**Task to carry out:** Provide the number of lines in the records that hold the string "Sphere", without any other words.

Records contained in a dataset
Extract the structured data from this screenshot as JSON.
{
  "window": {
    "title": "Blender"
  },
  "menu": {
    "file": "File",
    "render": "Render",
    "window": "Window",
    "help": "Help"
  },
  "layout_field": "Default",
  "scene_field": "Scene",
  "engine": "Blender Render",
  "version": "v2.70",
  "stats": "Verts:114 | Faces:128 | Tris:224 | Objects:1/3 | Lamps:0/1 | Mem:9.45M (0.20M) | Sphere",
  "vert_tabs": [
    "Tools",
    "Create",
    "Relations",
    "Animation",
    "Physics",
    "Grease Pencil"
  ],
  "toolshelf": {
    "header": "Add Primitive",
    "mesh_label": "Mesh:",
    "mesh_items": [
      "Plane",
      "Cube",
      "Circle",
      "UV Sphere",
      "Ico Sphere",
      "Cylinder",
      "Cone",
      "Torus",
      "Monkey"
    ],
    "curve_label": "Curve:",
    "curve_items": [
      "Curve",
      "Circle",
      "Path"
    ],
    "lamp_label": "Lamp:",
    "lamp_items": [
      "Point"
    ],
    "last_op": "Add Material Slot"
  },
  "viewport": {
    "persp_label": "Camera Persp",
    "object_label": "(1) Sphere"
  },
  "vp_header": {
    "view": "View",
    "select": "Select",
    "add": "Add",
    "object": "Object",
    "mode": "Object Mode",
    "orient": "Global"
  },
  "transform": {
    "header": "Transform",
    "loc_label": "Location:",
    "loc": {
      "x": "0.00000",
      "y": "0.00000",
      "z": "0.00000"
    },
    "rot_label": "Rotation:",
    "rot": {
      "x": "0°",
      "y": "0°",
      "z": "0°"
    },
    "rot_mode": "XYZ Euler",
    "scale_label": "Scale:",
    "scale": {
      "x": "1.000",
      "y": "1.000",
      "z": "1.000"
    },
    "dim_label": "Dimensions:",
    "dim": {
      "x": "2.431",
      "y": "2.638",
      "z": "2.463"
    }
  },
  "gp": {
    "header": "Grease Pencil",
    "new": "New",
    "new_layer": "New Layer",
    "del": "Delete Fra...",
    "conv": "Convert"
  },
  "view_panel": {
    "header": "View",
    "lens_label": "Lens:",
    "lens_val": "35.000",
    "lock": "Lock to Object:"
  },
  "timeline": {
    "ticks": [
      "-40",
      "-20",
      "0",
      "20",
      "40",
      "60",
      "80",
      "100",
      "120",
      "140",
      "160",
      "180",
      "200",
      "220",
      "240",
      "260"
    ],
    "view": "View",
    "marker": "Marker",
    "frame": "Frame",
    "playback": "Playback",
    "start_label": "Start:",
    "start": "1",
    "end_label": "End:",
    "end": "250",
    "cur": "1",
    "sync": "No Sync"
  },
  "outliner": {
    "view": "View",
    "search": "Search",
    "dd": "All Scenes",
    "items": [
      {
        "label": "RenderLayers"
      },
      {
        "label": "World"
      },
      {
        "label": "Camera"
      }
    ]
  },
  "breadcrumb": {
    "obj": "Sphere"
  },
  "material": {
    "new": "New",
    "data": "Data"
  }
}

**Exercise response:** 5